:: DATA ::

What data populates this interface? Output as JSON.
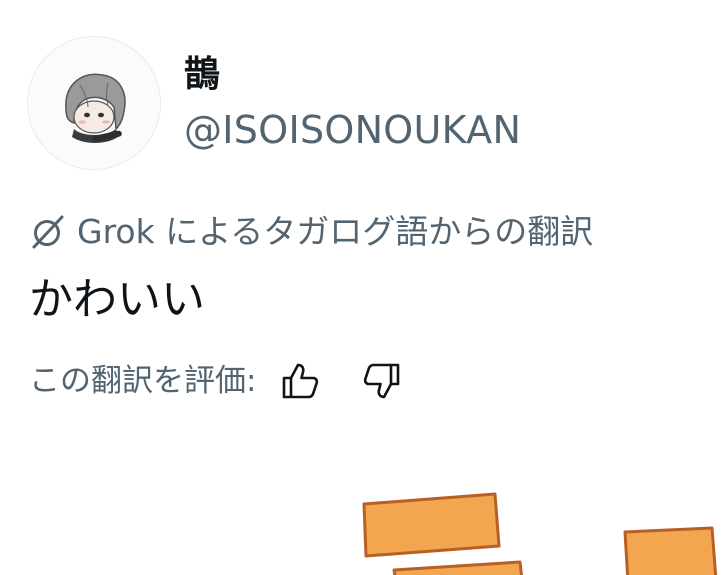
{
  "user": {
    "display_name": "鵲",
    "handle": "@ISOISONOUKAN",
    "avatar_icon": "avatar-image"
  },
  "translation": {
    "source_label": "Grok によるタガログ語からの翻訳",
    "icon": "grok-icon",
    "text": "かわいい"
  },
  "rating": {
    "label": "この翻訳を評価:",
    "thumbs_up_icon": "thumbs-up-icon",
    "thumbs_down_icon": "thumbs-down-icon"
  },
  "colors": {
    "primary_text": "#0f1419",
    "secondary_text": "#536471",
    "media_orange": "#f2a650",
    "media_outline": "#b95f24"
  }
}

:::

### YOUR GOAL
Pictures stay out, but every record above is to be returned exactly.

### SOLUTION TO THIS TASK
What data populates this interface? Output as JSON.
{
  "user": {
    "display_name": "鵲",
    "handle": "@ISOISONOUKAN",
    "avatar_icon": "avatar-image"
  },
  "translation": {
    "source_label": "Grok によるタガログ語からの翻訳",
    "icon": "grok-icon",
    "text": "かわいい"
  },
  "rating": {
    "label": "この翻訳を評価:",
    "thumbs_up_icon": "thumbs-up-icon",
    "thumbs_down_icon": "thumbs-down-icon"
  },
  "colors": {
    "primary_text": "#0f1419",
    "secondary_text": "#536471",
    "media_orange": "#f2a650",
    "media_outline": "#b95f24"
  }
}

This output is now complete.